═══ Extracted information

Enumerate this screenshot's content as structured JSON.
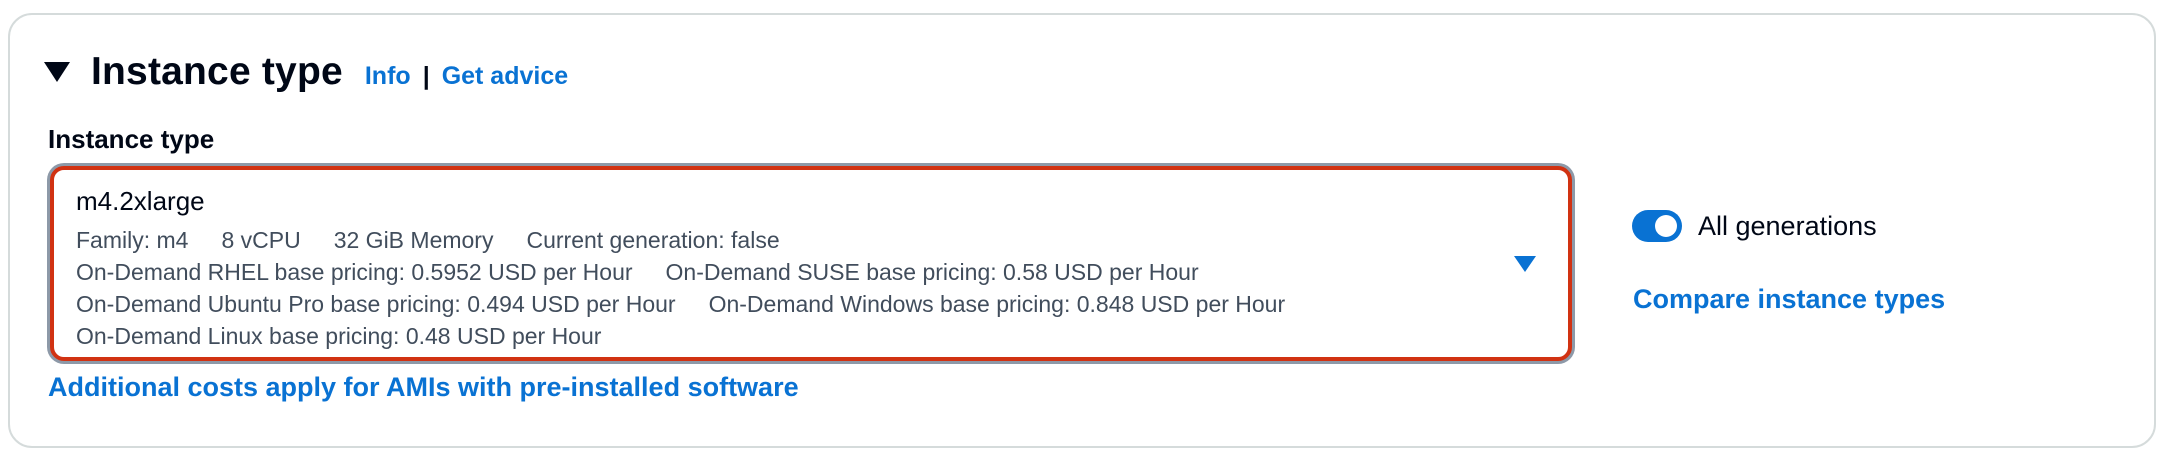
{
  "section": {
    "title": "Instance type",
    "info_link": "Info",
    "separator": "|",
    "advice_link": "Get advice"
  },
  "field": {
    "label": "Instance type",
    "selected_value": "m4.2xlarge",
    "detail_rows": [
      [
        "Family: m4",
        "8 vCPU",
        "32 GiB Memory",
        "Current generation: false"
      ],
      [
        "On-Demand RHEL base pricing: 0.5952 USD per Hour",
        "On-Demand SUSE base pricing: 0.58 USD per Hour"
      ],
      [
        "On-Demand Ubuntu Pro base pricing: 0.494 USD per Hour",
        "On-Demand Windows base pricing: 0.848 USD per Hour"
      ],
      [
        "On-Demand Linux base pricing: 0.48 USD per Hour"
      ]
    ]
  },
  "footer": {
    "additional_costs_link": "Additional costs apply for AMIs with pre-installed software"
  },
  "sidebar": {
    "toggle_label": "All generations",
    "toggle_on": true,
    "compare_link": "Compare instance types"
  },
  "colors": {
    "accent": "#0972d3",
    "error_border": "#d13212",
    "text": "#000716",
    "secondary_text": "#414d5c"
  },
  "icons": {
    "collapse": "caret-down-icon",
    "dropdown": "dropdown-arrow-icon"
  }
}
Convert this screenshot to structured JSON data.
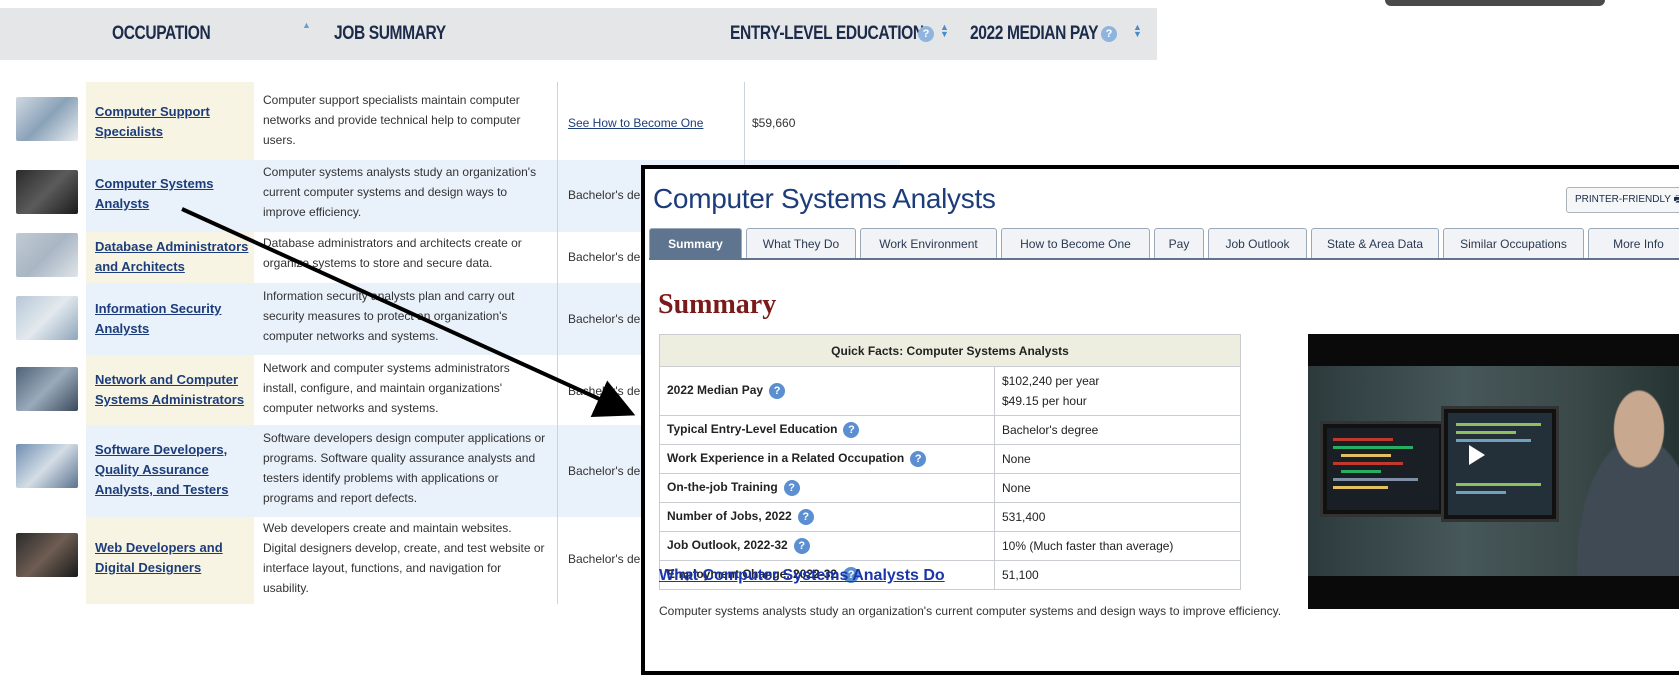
{
  "table": {
    "headers": {
      "occupation": "OCCUPATION",
      "job_summary": "JOB SUMMARY",
      "entry_level_education": "ENTRY-LEVEL EDUCATION",
      "median_pay": "2022 MEDIAN PAY"
    },
    "rows": [
      {
        "occupation": [
          "Computer Support",
          "Specialists"
        ],
        "summary": [
          "Computer support specialists maintain computer",
          "networks and provide technical help to computer",
          "users."
        ],
        "education": "See How to Become One",
        "pay": "$59,660"
      },
      {
        "occupation": [
          "Computer Systems",
          "Analysts"
        ],
        "summary": [
          "Computer systems analysts study an organization's",
          "current computer systems and design ways to",
          "improve efficiency."
        ],
        "education": "Bachelor's de",
        "pay": ""
      },
      {
        "occupation": [
          "Database Administrators",
          "and Architects"
        ],
        "summary": [
          "Database administrators and architects create or",
          "organize systems to store and secure data."
        ],
        "education": "Bachelor's de",
        "pay": ""
      },
      {
        "occupation": [
          "Information Security",
          "Analysts"
        ],
        "summary": [
          "Information security analysts plan and carry out",
          "security measures to protect an organization's",
          "computer networks and systems."
        ],
        "education": "Bachelor's de",
        "pay": ""
      },
      {
        "occupation": [
          "Network and Computer",
          "Systems Administrators"
        ],
        "summary": [
          "Network and computer systems administrators",
          "install, configure, and maintain organizations'",
          "computer networks and systems."
        ],
        "education": "Bachelor's de",
        "pay": ""
      },
      {
        "occupation": [
          "Software Developers,",
          "Quality Assurance",
          "Analysts, and Testers"
        ],
        "summary": [
          "Software developers design computer applications or",
          "programs. Software quality assurance analysts and",
          "testers identify problems with applications or",
          "programs and report defects."
        ],
        "education": "Bachelor's de",
        "pay": ""
      },
      {
        "occupation": [
          "Web Developers and",
          "Digital Designers"
        ],
        "summary": [
          "Web developers create and maintain websites.",
          "Digital designers develop, create, and test website or",
          "interface layout, functions, and navigation for",
          "usability."
        ],
        "education": "Bachelor's de",
        "pay": ""
      }
    ]
  },
  "popup": {
    "title": "Computer Systems Analysts",
    "printer_friendly": "PRINTER-FRIENDLY",
    "tabs": [
      "Summary",
      "What They Do",
      "Work Environment",
      "How to Become One",
      "Pay",
      "Job Outlook",
      "State & Area Data",
      "Similar Occupations",
      "More Info"
    ],
    "active_tab": "Summary",
    "section_heading": "Summary",
    "quick_facts": {
      "title": "Quick Facts: Computer Systems Analysts",
      "rows": [
        {
          "label": "2022 Median Pay",
          "value": [
            "$102,240 per year",
            "$49.15 per hour"
          ]
        },
        {
          "label": "Typical Entry-Level Education",
          "value": [
            "Bachelor's degree"
          ]
        },
        {
          "label": "Work Experience in a Related Occupation",
          "value": [
            "None"
          ]
        },
        {
          "label": "On-the-job Training",
          "value": [
            "None"
          ]
        },
        {
          "label": "Number of Jobs, 2022",
          "value": [
            "531,400"
          ]
        },
        {
          "label": "Job Outlook, 2022-32",
          "value": [
            "10% (Much faster than average)"
          ]
        },
        {
          "label": "Employment Change, 2022-32",
          "value": [
            "51,100"
          ]
        }
      ]
    },
    "what_they_do_link": "What Computer Systems Analysts Do",
    "what_they_do_text": "Computer systems analysts study an organization's current computer systems and design ways to improve efficiency."
  },
  "colors": {
    "link": "#1d3d7a",
    "summary_heading": "#7a1a1a",
    "active_tab": "#5f748f",
    "occupation_cell": "#f7f4e4",
    "row_alt": "#e9f1fb"
  }
}
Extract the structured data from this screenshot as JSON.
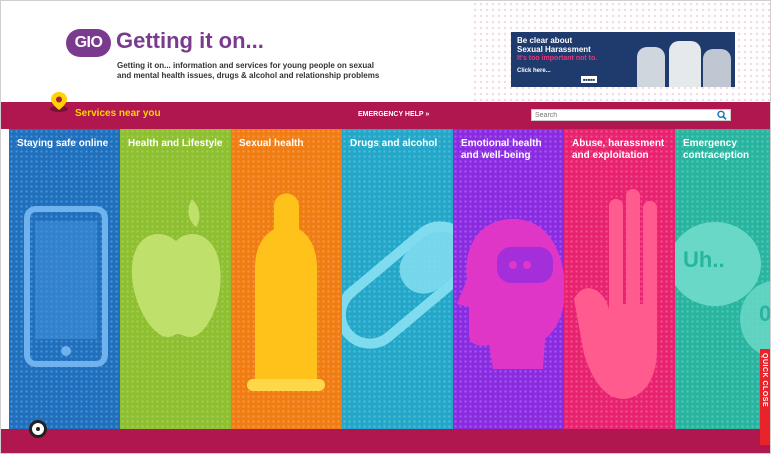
{
  "header": {
    "logo_badge": "GIO",
    "title": "Getting it on...",
    "tagline_line1": "Getting it on... information and services for young people on sexual",
    "tagline_line2": "and mental health issues, drugs & alcohol and relationship problems"
  },
  "banner": {
    "line1": "Be clear about",
    "line2": "Sexual Harassment",
    "line3": "It's too important not to.",
    "cta": "Click here..."
  },
  "nav": {
    "services": "Services near you",
    "emergency": "EMERGENCY HELP »",
    "search_placeholder": "Search"
  },
  "categories": [
    {
      "label": "Staying safe online",
      "color": "#1e6fbe",
      "icon": "phone-icon"
    },
    {
      "label": "Health and Lifestyle",
      "color": "#8dbf2f",
      "icon": "apple-icon"
    },
    {
      "label": "Sexual health",
      "color": "#f07c12",
      "icon": "condom-icon"
    },
    {
      "label": "Drugs and alcohol",
      "color": "#22a7c9",
      "icon": "pill-icon"
    },
    {
      "label": "Emotional health and well-being",
      "color": "#8a2be2",
      "icon": "head-icon"
    },
    {
      "label": "Abuse, harassment and exploitation",
      "color": "#e8226e",
      "icon": "hand-icon"
    },
    {
      "label": "Emergency contraception",
      "color": "#27b5a0",
      "icon": "speech-bubble-icon"
    }
  ],
  "art_text": {
    "uh": "Uh..",
    "zero": "0"
  },
  "quick_close": "QUICK CLOSE",
  "colors": {
    "brand_purple": "#7a3b8f",
    "nav_bar": "#b0174f",
    "services_yellow": "#ffd400"
  }
}
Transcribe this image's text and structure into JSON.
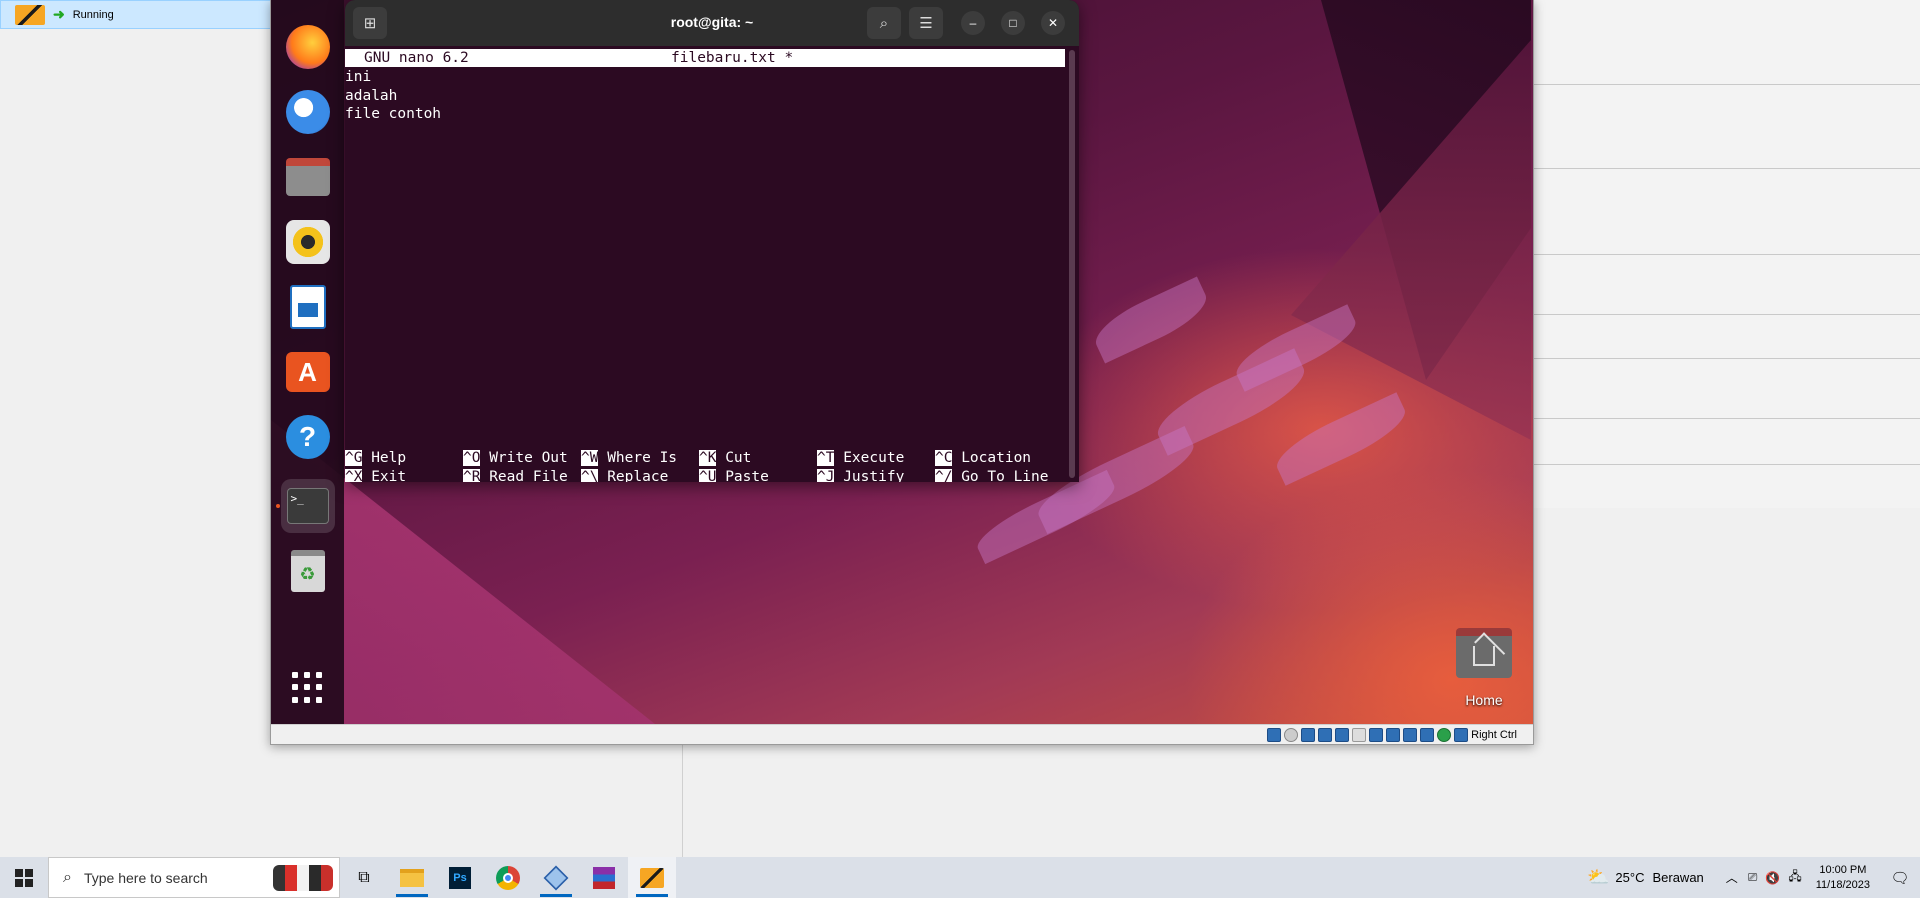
{
  "host": {
    "vm_status": "Running"
  },
  "terminal": {
    "title": "root@gita: ~",
    "nano_version": "GNU nano 6.2",
    "filename": "filebaru.txt *",
    "lines": [
      "ini",
      "adalah",
      "file contoh"
    ],
    "shortcuts_row1": [
      {
        "key": "^G",
        "label": "Help"
      },
      {
        "key": "^O",
        "label": "Write Out"
      },
      {
        "key": "^W",
        "label": "Where Is"
      },
      {
        "key": "^K",
        "label": "Cut"
      },
      {
        "key": "^T",
        "label": "Execute"
      },
      {
        "key": "^C",
        "label": "Location"
      }
    ],
    "shortcuts_row2": [
      {
        "key": "^X",
        "label": "Exit"
      },
      {
        "key": "^R",
        "label": "Read File"
      },
      {
        "key": "^\\",
        "label": "Replace"
      },
      {
        "key": "^U",
        "label": "Paste"
      },
      {
        "key": "^J",
        "label": "Justify"
      },
      {
        "key": "^/",
        "label": "Go To Line"
      }
    ]
  },
  "desktop": {
    "home_label": "Home"
  },
  "vm_statusbar": {
    "host_key": "Right Ctrl"
  },
  "taskbar": {
    "search_placeholder": "Type here to search",
    "weather_temp": "25°C",
    "weather_text": "Berawan",
    "time": "10:00 PM",
    "date": "11/18/2023"
  },
  "colors": {
    "ubuntu_orange": "#e95420",
    "terminal_bg": "#2c0a22",
    "taskbar_accent": "#0067c0"
  }
}
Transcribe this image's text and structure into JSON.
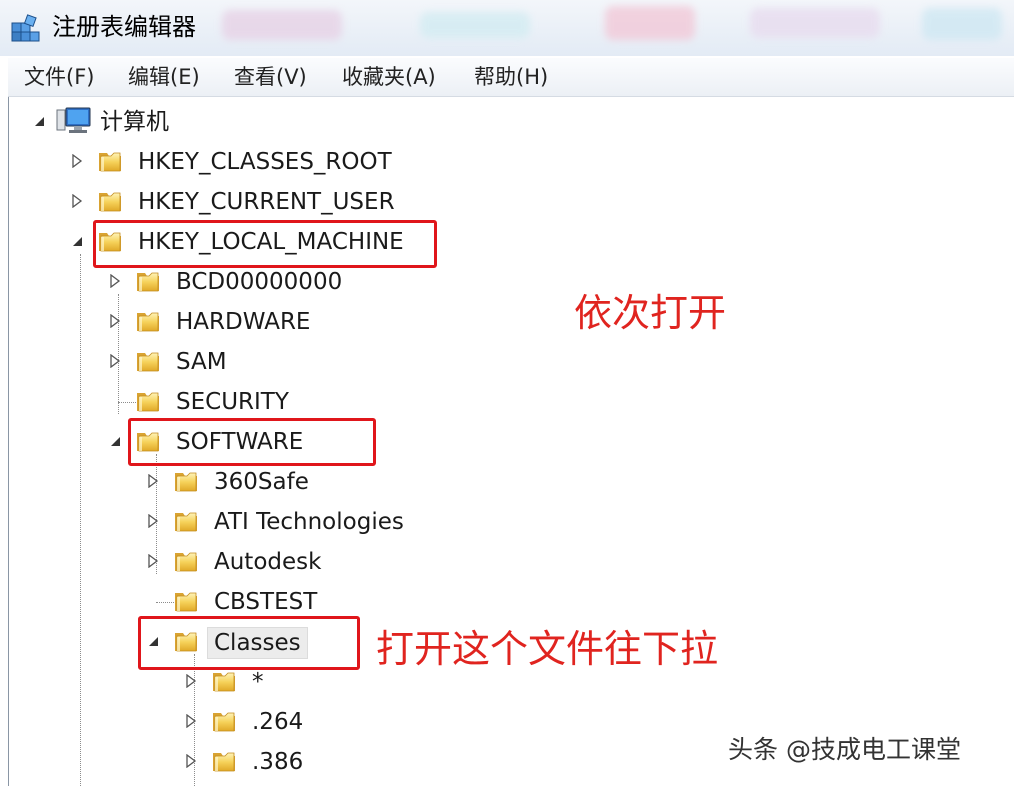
{
  "window": {
    "title": "注册表编辑器"
  },
  "menu": [
    {
      "id": "file",
      "label": "文件(F)"
    },
    {
      "id": "edit",
      "label": "编辑(E)"
    },
    {
      "id": "view",
      "label": "查看(V)"
    },
    {
      "id": "favorites",
      "label": "收藏夹(A)"
    },
    {
      "id": "help",
      "label": "帮助(H)"
    }
  ],
  "tree": {
    "root": "计算机",
    "hkcr": "HKEY_CLASSES_ROOT",
    "hkcu": "HKEY_CURRENT_USER",
    "hklm": "HKEY_LOCAL_MACHINE",
    "bcd": "BCD00000000",
    "hardware": "HARDWARE",
    "sam": "SAM",
    "security": "SECURITY",
    "software": "SOFTWARE",
    "safe360": "360Safe",
    "ati": "ATI Technologies",
    "autodesk": "Autodesk",
    "cbstest": "CBSTEST",
    "classes": "Classes",
    "star": "*",
    "ext264": ".264",
    "ext386": ".386"
  },
  "annotations": {
    "open_in_order": "依次打开",
    "open_and_scroll": "打开这个文件往下拉"
  },
  "watermark": "头条 @技成电工课堂",
  "colors": {
    "annotation": "#e0161b",
    "folder": "#f2c94c"
  }
}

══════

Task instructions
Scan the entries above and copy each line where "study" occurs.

Answer below
          "Computer systems analysts study an organization's",
    "what_they_do_text": "Computer systems analysts study an organization's current computer systems and design ways to improve efficiency."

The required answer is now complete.